### What the task requires
Exact copies of all the lines below are needed, without the pictures.

### Data in this exercise
──────────────────────────────
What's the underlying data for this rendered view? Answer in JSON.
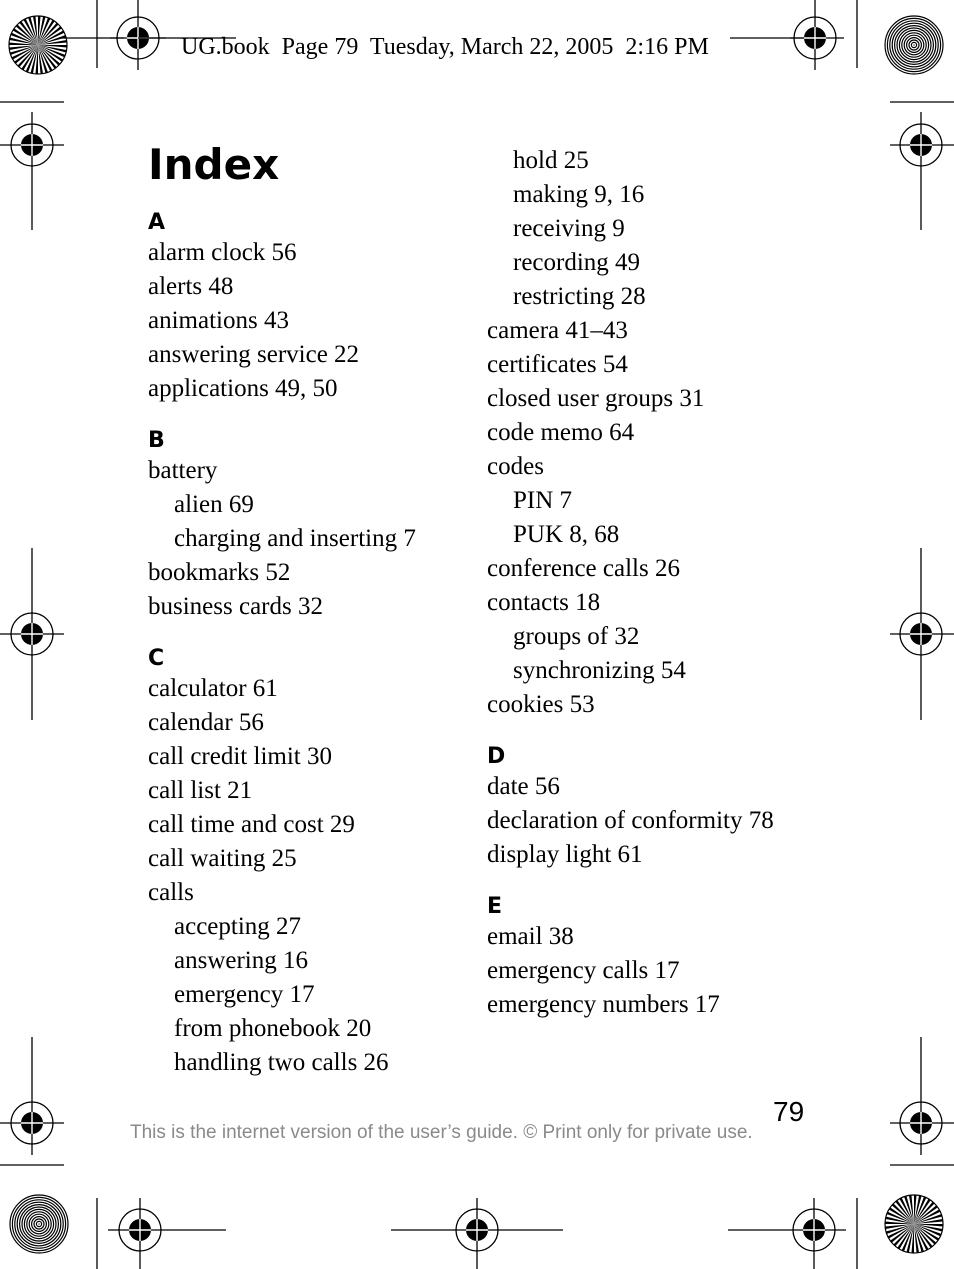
{
  "header": {
    "text": "UG.book  Page 79  Tuesday, March 22, 2005  2:16 PM"
  },
  "title": "Index",
  "columns": {
    "left": [
      {
        "letter": "A",
        "entries": [
          {
            "text": "alarm clock 56",
            "sub": false
          },
          {
            "text": "alerts 48",
            "sub": false
          },
          {
            "text": "animations 43",
            "sub": false
          },
          {
            "text": "answering service 22",
            "sub": false
          },
          {
            "text": "applications 49, 50",
            "sub": false
          }
        ]
      },
      {
        "letter": "B",
        "entries": [
          {
            "text": "battery",
            "sub": false
          },
          {
            "text": "alien 69",
            "sub": true
          },
          {
            "text": "charging and inserting 7",
            "sub": true
          },
          {
            "text": "bookmarks 52",
            "sub": false
          },
          {
            "text": "business cards 32",
            "sub": false
          }
        ]
      },
      {
        "letter": "C",
        "entries": [
          {
            "text": "calculator 61",
            "sub": false
          },
          {
            "text": "calendar 56",
            "sub": false
          },
          {
            "text": "call credit limit 30",
            "sub": false
          },
          {
            "text": "call list 21",
            "sub": false
          },
          {
            "text": "call time and cost 29",
            "sub": false
          },
          {
            "text": "call waiting 25",
            "sub": false
          },
          {
            "text": "calls",
            "sub": false
          },
          {
            "text": "accepting 27",
            "sub": true
          },
          {
            "text": "answering 16",
            "sub": true
          },
          {
            "text": "emergency 17",
            "sub": true
          },
          {
            "text": "from phonebook 20",
            "sub": true
          },
          {
            "text": "handling two calls 26",
            "sub": true
          }
        ]
      }
    ],
    "right": [
      {
        "letter": "",
        "entries": [
          {
            "text": "hold 25",
            "sub": true
          },
          {
            "text": "making 9, 16",
            "sub": true
          },
          {
            "text": "receiving 9",
            "sub": true
          },
          {
            "text": "recording 49",
            "sub": true
          },
          {
            "text": "restricting 28",
            "sub": true
          },
          {
            "text": "camera 41–43",
            "sub": false
          },
          {
            "text": "certificates 54",
            "sub": false
          },
          {
            "text": "closed user groups 31",
            "sub": false
          },
          {
            "text": "code memo 64",
            "sub": false
          },
          {
            "text": "codes",
            "sub": false
          },
          {
            "text": "PIN 7",
            "sub": true
          },
          {
            "text": "PUK 8, 68",
            "sub": true
          },
          {
            "text": "conference calls 26",
            "sub": false
          },
          {
            "text": "contacts 18",
            "sub": false
          },
          {
            "text": "groups of 32",
            "sub": true
          },
          {
            "text": "synchronizing 54",
            "sub": true
          },
          {
            "text": "cookies 53",
            "sub": false
          }
        ]
      },
      {
        "letter": "D",
        "entries": [
          {
            "text": "date 56",
            "sub": false
          },
          {
            "text": "declaration of conformity 78",
            "sub": false
          },
          {
            "text": "display light 61",
            "sub": false
          }
        ]
      },
      {
        "letter": "E",
        "entries": [
          {
            "text": "email 38",
            "sub": false
          },
          {
            "text": "emergency calls 17",
            "sub": false
          },
          {
            "text": "emergency numbers 17",
            "sub": false
          }
        ]
      }
    ]
  },
  "footer": {
    "page_number": "79",
    "note": "This is the internet version of the user’s guide. © Print only for private use."
  },
  "marks": {
    "registration": "registration-target-icon",
    "star_target": "starburst-target-icon",
    "concentric_target": "concentric-circles-target-icon"
  }
}
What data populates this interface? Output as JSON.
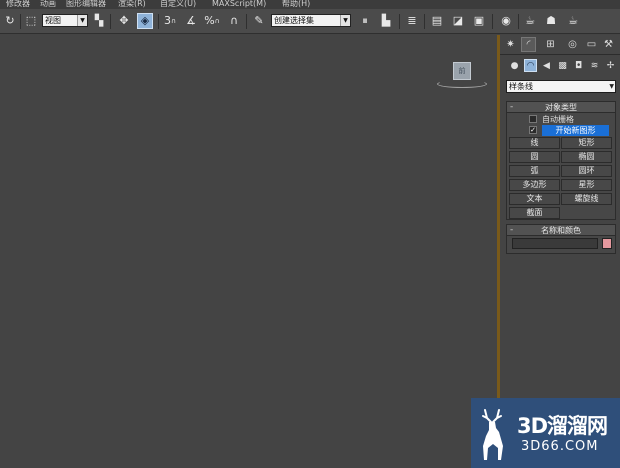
{
  "menu": [
    "修改器",
    "动画",
    "图形编辑器",
    "渲染(R)",
    "自定义(U)",
    "MAXScript(M)",
    "帮助(H)"
  ],
  "toolbar": {
    "view_select": "视图",
    "selection_set_select": "创建选择集",
    "snap_label": "3",
    "percent_snap_label": "%"
  },
  "viewport": {
    "viewcube_label": "前"
  },
  "panel": {
    "category_select": "样条线",
    "object_type": {
      "title": "对象类型",
      "auto_grid": "自动栅格",
      "start_new_shape": "开始新图形",
      "buttons": [
        "线",
        "矩形",
        "圆",
        "椭圆",
        "弧",
        "圆环",
        "多边形",
        "星形",
        "文本",
        "螺旋线",
        "截面"
      ]
    },
    "name_color": {
      "title": "名称和颜色",
      "name_value": "",
      "swatch_color": "#e5989e"
    }
  },
  "colors": {
    "accent_highlight": "#8fb3d9",
    "selection_blue": "#1a6fd6",
    "viewport_border": "#7a5a1a"
  },
  "watermark": {
    "line1": "3D溜溜网",
    "line2": "3D66.COM"
  }
}
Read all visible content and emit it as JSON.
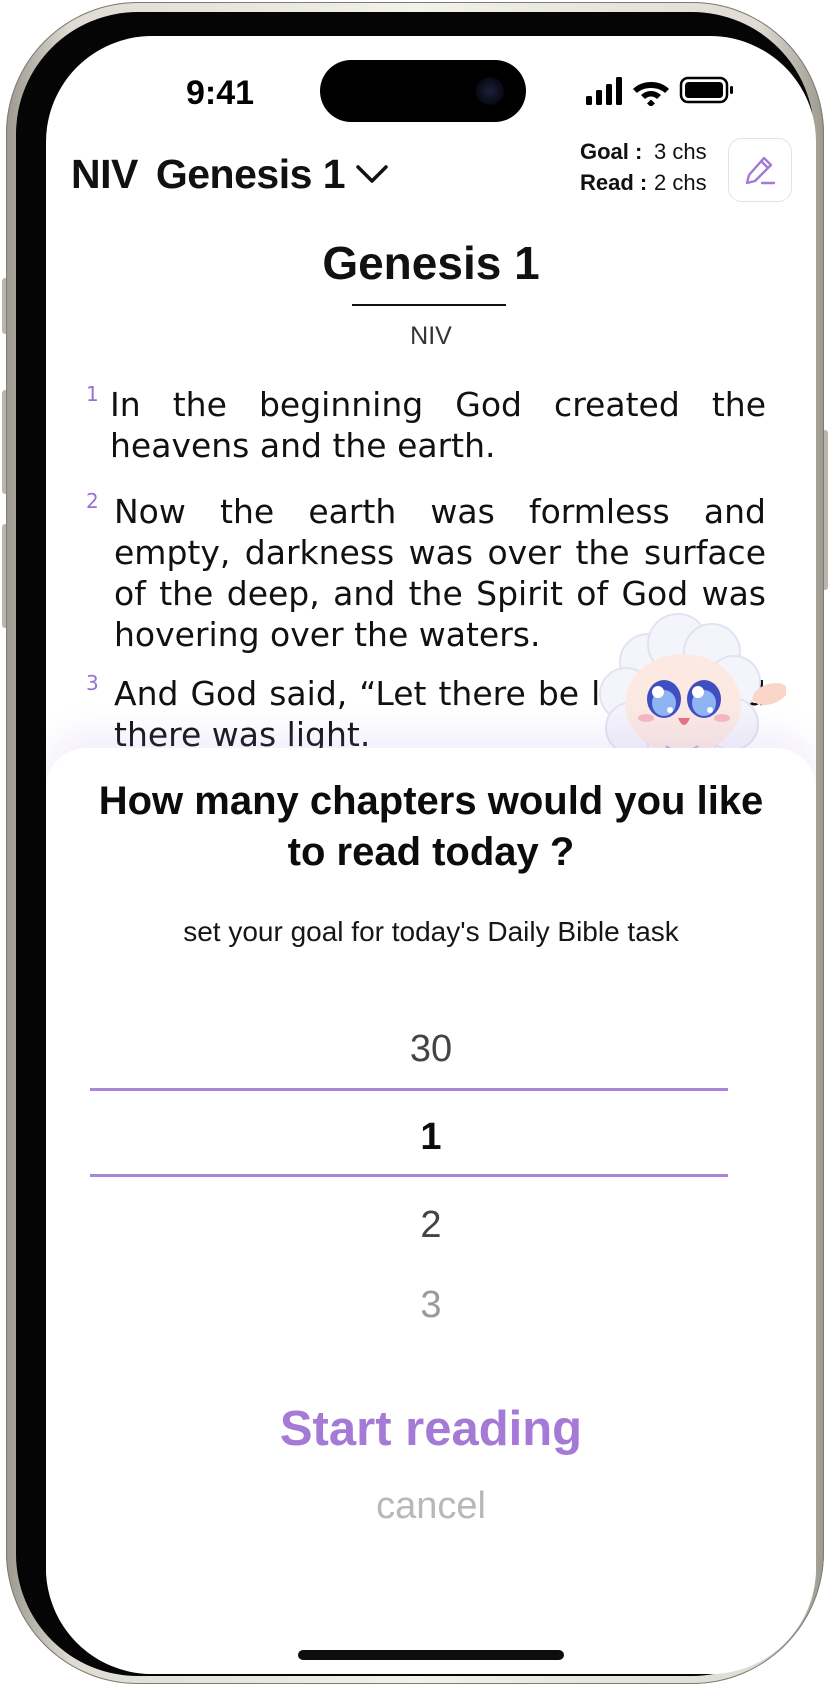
{
  "status_bar": {
    "time": "9:41"
  },
  "header": {
    "version": "NIV",
    "book_chapter": "Genesis 1",
    "goal_label": "Goal :",
    "goal_value": "3 chs",
    "read_label": "Read :",
    "read_value": "2 chs"
  },
  "reader": {
    "chapter_title": "Genesis 1",
    "version": "NIV",
    "verses": [
      {
        "number": "1",
        "text": "In the beginning God created the heavens and the earth."
      },
      {
        "number": "2",
        "text": "Now the earth was formless and empty, darkness was over the surface of the deep, and the Spirit of God was hovering over the waters."
      },
      {
        "number": "3",
        "text": "And God said, “Let there be light,” and there was light."
      }
    ]
  },
  "goal_sheet": {
    "title": "How many chapters would you like to read today ?",
    "subtitle": "set your goal for today's Daily Bible task",
    "picker": {
      "above": "30",
      "selected": "1",
      "below1": "2",
      "below2": "3"
    },
    "start_label": "Start reading",
    "cancel_label": "cancel"
  },
  "colors": {
    "accent": "#a47ad6",
    "picker_line": "#a987d8",
    "verse_number": "#9b6fd4"
  }
}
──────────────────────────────
### Response below
What's the underlying data for this rendered view? Answer in JSON.
{
  "header": {
    "text": "UG.book  Page 79  Tuesday, March 22, 2005  2:16 PM"
  },
  "title": "Index",
  "columns": {
    "left": [
      {
        "letter": "A",
        "entries": [
          {
            "text": "alarm clock 56",
            "sub": false
          },
          {
            "text": "alerts 48",
            "sub": false
          },
          {
            "text": "animations 43",
            "sub": false
          },
          {
            "text": "answering service 22",
            "sub": false
          },
          {
            "text": "applications 49, 50",
            "sub": false
          }
        ]
      },
      {
        "letter": "B",
        "entries": [
          {
            "text": "battery",
            "sub": false
          },
          {
            "text": "alien 69",
            "sub": true
          },
          {
            "text": "charging and inserting 7",
            "sub": true
          },
          {
            "text": "bookmarks 52",
            "sub": false
          },
          {
            "text": "business cards 32",
            "sub": false
          }
        ]
      },
      {
        "letter": "C",
        "entries": [
          {
            "text": "calculator 61",
            "sub": false
          },
          {
            "text": "calendar 56",
            "sub": false
          },
          {
            "text": "call credit limit 30",
            "sub": false
          },
          {
            "text": "call list 21",
            "sub": false
          },
          {
            "text": "call time and cost 29",
            "sub": false
          },
          {
            "text": "call waiting 25",
            "sub": false
          },
          {
            "text": "calls",
            "sub": false
          },
          {
            "text": "accepting 27",
            "sub": true
          },
          {
            "text": "answering 16",
            "sub": true
          },
          {
            "text": "emergency 17",
            "sub": true
          },
          {
            "text": "from phonebook 20",
            "sub": true
          },
          {
            "text": "handling two calls 26",
            "sub": true
          }
        ]
      }
    ],
    "right": [
      {
        "letter": "",
        "entries": [
          {
            "text": "hold 25",
            "sub": true
          },
          {
            "text": "making 9, 16",
            "sub": true
          },
          {
            "text": "receiving 9",
            "sub": true
          },
          {
            "text": "recording 49",
            "sub": true
          },
          {
            "text": "restricting 28",
            "sub": true
          },
          {
            "text": "camera 41–43",
            "sub": false
          },
          {
            "text": "certificates 54",
            "sub": false
          },
          {
            "text": "closed user groups 31",
            "sub": false
          },
          {
            "text": "code memo 64",
            "sub": false
          },
          {
            "text": "codes",
            "sub": false
          },
          {
            "text": "PIN 7",
            "sub": true
          },
          {
            "text": "PUK 8, 68",
            "sub": true
          },
          {
            "text": "conference calls 26",
            "sub": false
          },
          {
            "text": "contacts 18",
            "sub": false
          },
          {
            "text": "groups of 32",
            "sub": true
          },
          {
            "text": "synchronizing 54",
            "sub": true
          },
          {
            "text": "cookies 53",
            "sub": false
          }
        ]
      },
      {
        "letter": "D",
        "entries": [
          {
            "text": "date 56",
            "sub": false
          },
          {
            "text": "declaration of conformity 78",
            "sub": false
          },
          {
            "text": "display light 61",
            "sub": false
          }
        ]
      },
      {
        "letter": "E",
        "entries": [
          {
            "text": "email 38",
            "sub": false
          },
          {
            "text": "emergency calls 17",
            "sub": false
          },
          {
            "text": "emergency numbers 17",
            "sub": false
          }
        ]
      }
    ]
  },
  "footer": {
    "page_number": "79",
    "note": "This is the internet version of the user’s guide. © Print only for private use."
  },
  "marks": {
    "registration": "registration-target-icon",
    "star_target": "starburst-target-icon",
    "concentric_target": "concentric-circles-target-icon"
  }
}
What data populates this interface? Output as JSON.
{
  "menu": [
    "修改器",
    "动画",
    "图形编辑器",
    "渲染(R)",
    "自定义(U)",
    "MAXScript(M)",
    "帮助(H)"
  ],
  "toolbar": {
    "view_select": "视图",
    "selection_set_select": "创建选择集",
    "snap_label": "3",
    "percent_snap_label": "%"
  },
  "viewport": {
    "viewcube_label": "前"
  },
  "panel": {
    "category_select": "样条线",
    "object_type": {
      "title": "对象类型",
      "auto_grid": "自动栅格",
      "start_new_shape": "开始新图形",
      "buttons": [
        "线",
        "矩形",
        "圆",
        "椭圆",
        "弧",
        "圆环",
        "多边形",
        "星形",
        "文本",
        "螺旋线",
        "截面"
      ]
    },
    "name_color": {
      "title": "名称和颜色",
      "name_value": "",
      "swatch_color": "#e5989e"
    }
  },
  "colors": {
    "accent_highlight": "#8fb3d9",
    "selection_blue": "#1a6fd6",
    "viewport_border": "#7a5a1a"
  },
  "watermark": {
    "line1": "3D溜溜网",
    "line2": "3D66.COM"
  }
}
Read all visible content and emit it as JSON.
{
  "status_bar": {
    "time": "9:41"
  },
  "header": {
    "version": "NIV",
    "book_chapter": "Genesis 1",
    "goal_label": "Goal :",
    "goal_value": "3 chs",
    "read_label": "Read :",
    "read_value": "2 chs"
  },
  "reader": {
    "chapter_title": "Genesis 1",
    "version": "NIV",
    "verses": [
      {
        "number": "1",
        "text": "In the beginning God created the heavens and the earth."
      },
      {
        "number": "2",
        "text": "Now the earth was formless and empty, darkness was over the surface of the deep, and the Spirit of God was hovering over the waters."
      },
      {
        "number": "3",
        "text": "And God said, “Let there be light,” and there was light."
      }
    ]
  },
  "goal_sheet": {
    "title": "How many chapters would you like to read today ?",
    "subtitle": "set your goal for today's Daily Bible task",
    "picker": {
      "above": "30",
      "selected": "1",
      "below1": "2",
      "below2": "3"
    },
    "start_label": "Start reading",
    "cancel_label": "cancel"
  },
  "colors": {
    "accent": "#a47ad6",
    "picker_line": "#a987d8",
    "verse_number": "#9b6fd4"
  }
}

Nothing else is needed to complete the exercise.